What is being asked: Read the records below. Copy each line where the string "JSON" occurs.

Stored items:
===

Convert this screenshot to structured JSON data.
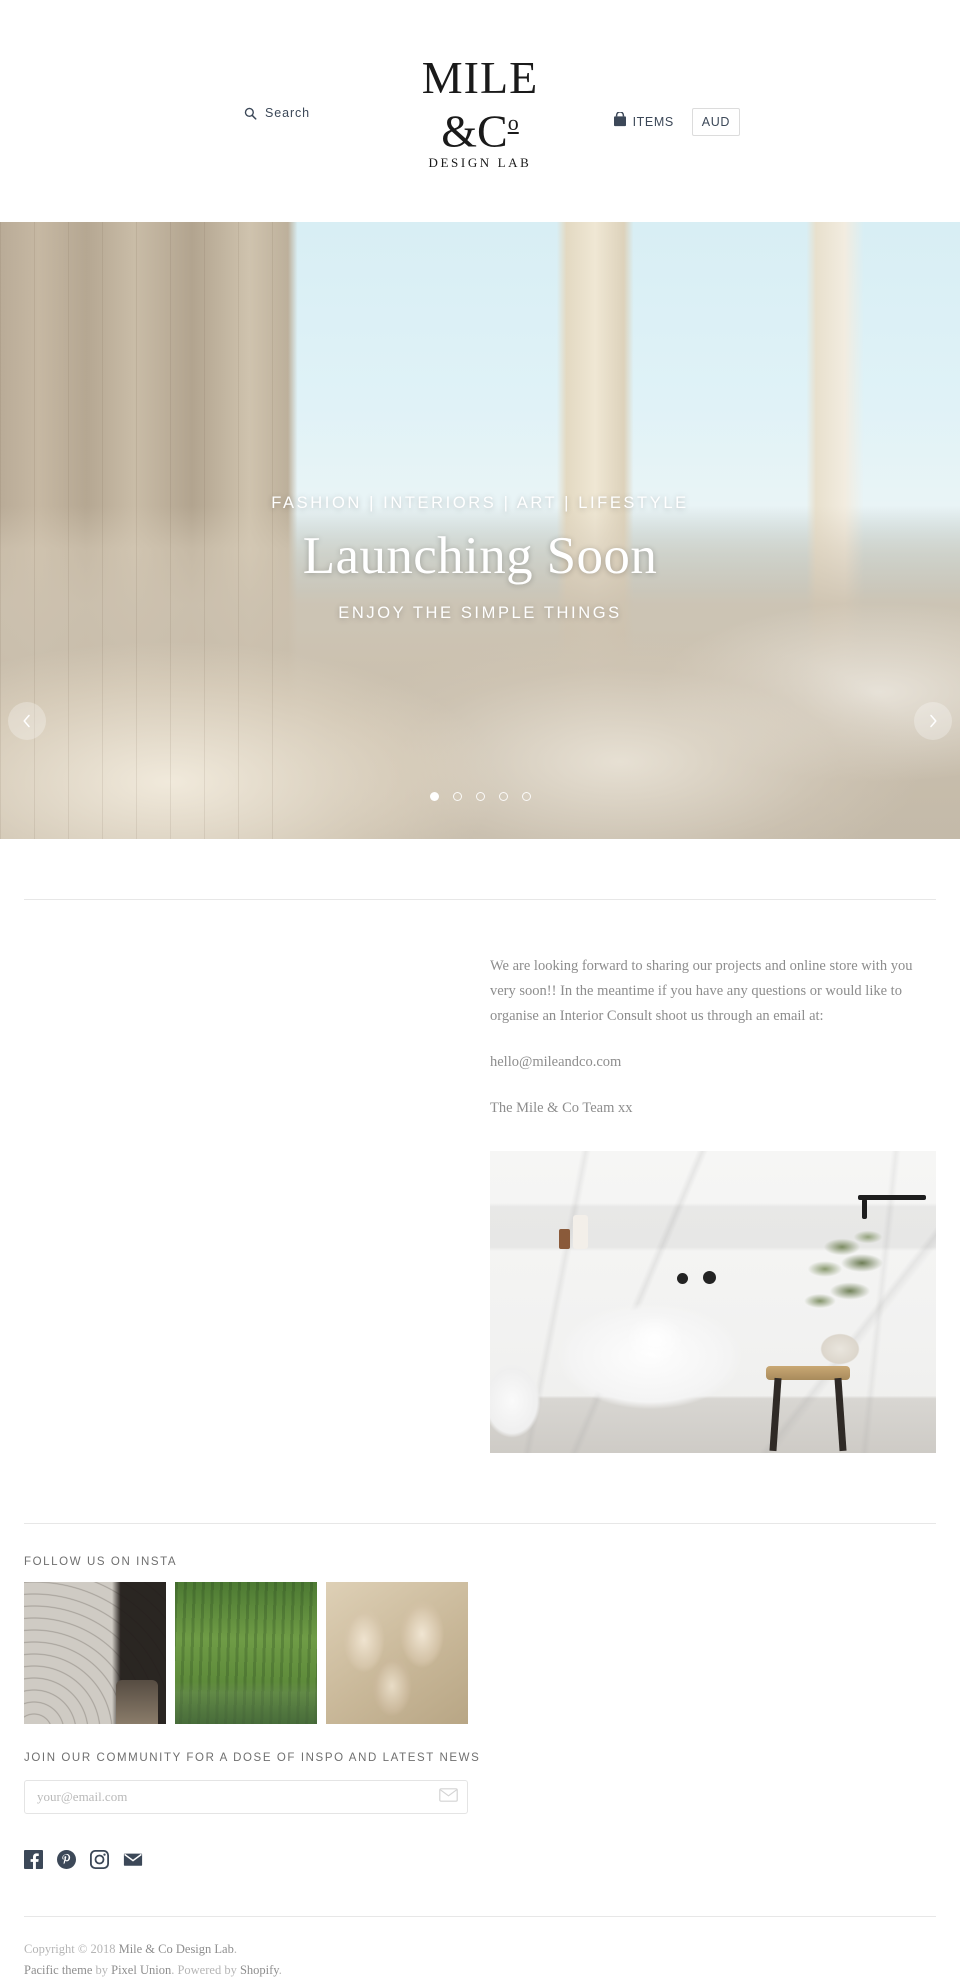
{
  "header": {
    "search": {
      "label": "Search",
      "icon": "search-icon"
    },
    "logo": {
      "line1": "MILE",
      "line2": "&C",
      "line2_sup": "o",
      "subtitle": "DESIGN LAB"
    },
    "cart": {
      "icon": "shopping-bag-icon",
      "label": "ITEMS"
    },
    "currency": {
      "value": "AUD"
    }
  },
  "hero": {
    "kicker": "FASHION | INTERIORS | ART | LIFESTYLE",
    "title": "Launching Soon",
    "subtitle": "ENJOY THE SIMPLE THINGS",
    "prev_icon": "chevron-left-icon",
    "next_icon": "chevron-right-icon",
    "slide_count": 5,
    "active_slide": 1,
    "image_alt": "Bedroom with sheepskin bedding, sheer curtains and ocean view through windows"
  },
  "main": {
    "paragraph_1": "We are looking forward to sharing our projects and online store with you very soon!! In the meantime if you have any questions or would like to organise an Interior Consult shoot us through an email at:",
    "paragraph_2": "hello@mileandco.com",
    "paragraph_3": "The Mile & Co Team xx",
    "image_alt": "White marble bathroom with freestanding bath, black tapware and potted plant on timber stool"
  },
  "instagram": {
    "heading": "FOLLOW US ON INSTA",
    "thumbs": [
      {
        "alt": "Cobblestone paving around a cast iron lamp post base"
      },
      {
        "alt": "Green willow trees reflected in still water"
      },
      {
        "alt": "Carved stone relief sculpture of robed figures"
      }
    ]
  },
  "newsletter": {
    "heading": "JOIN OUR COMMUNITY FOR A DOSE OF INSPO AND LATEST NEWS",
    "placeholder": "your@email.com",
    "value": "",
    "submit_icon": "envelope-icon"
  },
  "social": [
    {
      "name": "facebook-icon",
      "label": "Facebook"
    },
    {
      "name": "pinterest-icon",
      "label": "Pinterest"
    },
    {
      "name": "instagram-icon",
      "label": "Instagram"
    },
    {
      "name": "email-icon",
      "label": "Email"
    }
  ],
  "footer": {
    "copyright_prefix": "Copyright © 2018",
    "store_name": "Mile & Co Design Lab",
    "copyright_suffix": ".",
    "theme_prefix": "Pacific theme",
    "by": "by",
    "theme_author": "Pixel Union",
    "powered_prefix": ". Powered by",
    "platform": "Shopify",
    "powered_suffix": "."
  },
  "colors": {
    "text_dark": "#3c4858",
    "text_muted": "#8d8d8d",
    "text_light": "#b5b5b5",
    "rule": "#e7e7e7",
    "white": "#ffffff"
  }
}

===

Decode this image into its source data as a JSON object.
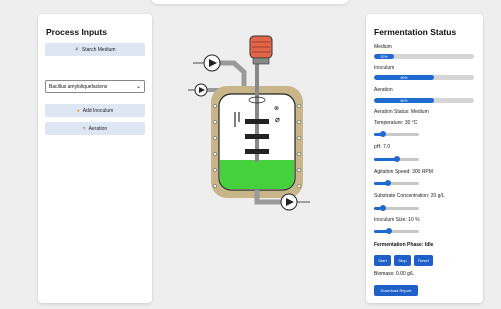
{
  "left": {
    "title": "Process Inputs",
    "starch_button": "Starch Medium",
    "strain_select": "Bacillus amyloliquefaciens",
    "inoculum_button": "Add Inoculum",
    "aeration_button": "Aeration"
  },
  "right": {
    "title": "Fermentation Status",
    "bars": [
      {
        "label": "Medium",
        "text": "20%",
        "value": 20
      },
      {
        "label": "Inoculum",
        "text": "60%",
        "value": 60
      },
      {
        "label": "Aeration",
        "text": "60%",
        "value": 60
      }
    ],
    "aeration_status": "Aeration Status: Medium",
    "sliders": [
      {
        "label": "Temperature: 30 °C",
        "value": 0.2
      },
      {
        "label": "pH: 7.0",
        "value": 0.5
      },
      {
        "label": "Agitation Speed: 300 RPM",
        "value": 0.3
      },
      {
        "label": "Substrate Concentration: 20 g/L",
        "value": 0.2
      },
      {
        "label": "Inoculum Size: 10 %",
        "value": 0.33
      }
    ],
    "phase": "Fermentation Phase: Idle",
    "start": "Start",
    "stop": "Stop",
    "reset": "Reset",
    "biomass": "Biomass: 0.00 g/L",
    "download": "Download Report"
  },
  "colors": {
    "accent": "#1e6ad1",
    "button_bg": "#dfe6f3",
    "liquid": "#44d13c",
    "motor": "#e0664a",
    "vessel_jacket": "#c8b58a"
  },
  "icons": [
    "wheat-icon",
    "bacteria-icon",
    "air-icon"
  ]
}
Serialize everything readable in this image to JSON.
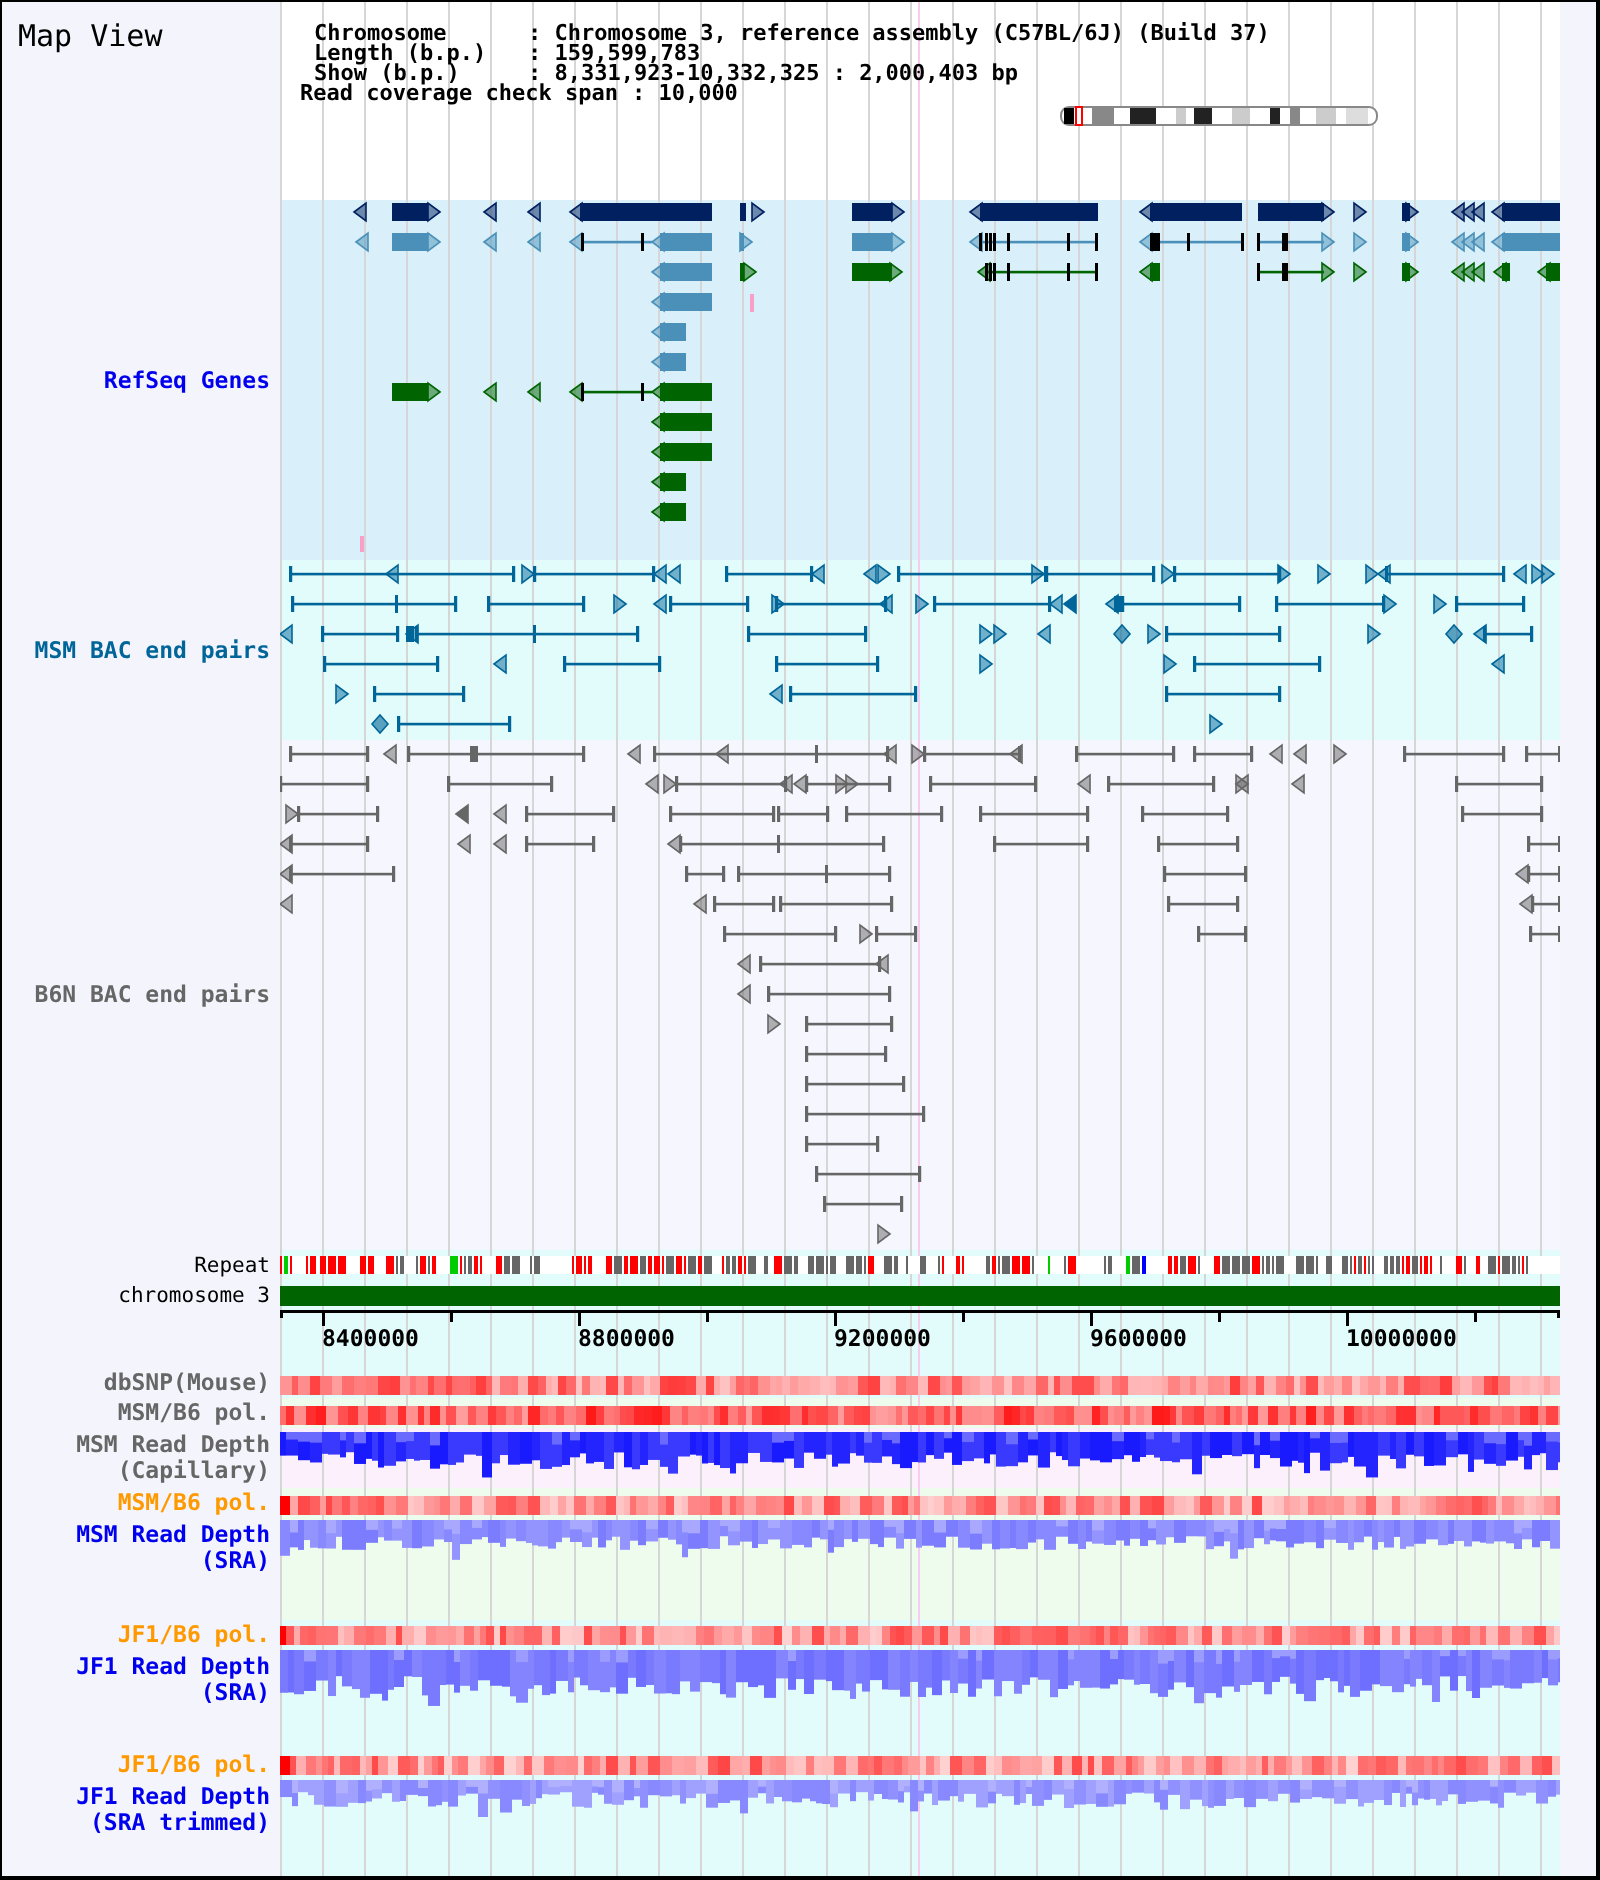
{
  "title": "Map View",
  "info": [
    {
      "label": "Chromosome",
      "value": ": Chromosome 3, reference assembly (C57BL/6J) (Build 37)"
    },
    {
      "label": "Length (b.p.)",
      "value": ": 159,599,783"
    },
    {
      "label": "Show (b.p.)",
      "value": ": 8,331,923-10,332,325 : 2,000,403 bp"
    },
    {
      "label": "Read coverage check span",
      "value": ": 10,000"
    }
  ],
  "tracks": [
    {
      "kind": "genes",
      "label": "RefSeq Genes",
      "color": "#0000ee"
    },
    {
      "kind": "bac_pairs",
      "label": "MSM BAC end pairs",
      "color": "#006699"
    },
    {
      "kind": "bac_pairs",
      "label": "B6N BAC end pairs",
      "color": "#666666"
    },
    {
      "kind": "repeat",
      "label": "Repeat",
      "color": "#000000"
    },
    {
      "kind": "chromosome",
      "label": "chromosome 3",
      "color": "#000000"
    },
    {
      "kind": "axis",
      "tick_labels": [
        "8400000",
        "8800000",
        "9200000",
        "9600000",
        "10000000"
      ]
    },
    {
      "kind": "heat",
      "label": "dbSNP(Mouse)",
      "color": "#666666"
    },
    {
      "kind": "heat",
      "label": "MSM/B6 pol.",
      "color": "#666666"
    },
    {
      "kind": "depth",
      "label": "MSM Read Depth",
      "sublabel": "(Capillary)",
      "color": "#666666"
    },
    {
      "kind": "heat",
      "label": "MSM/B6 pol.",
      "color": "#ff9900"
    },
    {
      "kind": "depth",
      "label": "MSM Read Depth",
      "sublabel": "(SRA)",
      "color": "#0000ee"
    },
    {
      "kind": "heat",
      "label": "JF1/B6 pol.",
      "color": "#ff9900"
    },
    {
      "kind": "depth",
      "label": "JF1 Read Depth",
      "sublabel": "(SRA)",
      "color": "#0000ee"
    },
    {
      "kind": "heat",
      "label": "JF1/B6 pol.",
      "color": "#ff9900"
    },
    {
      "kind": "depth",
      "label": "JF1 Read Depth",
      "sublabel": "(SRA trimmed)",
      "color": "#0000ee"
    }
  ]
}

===

Your response:
Convert this screenshot to structured JSON data.
Decode this image into its source data as a JSON object.
Serialize everything readable in this image to JSON.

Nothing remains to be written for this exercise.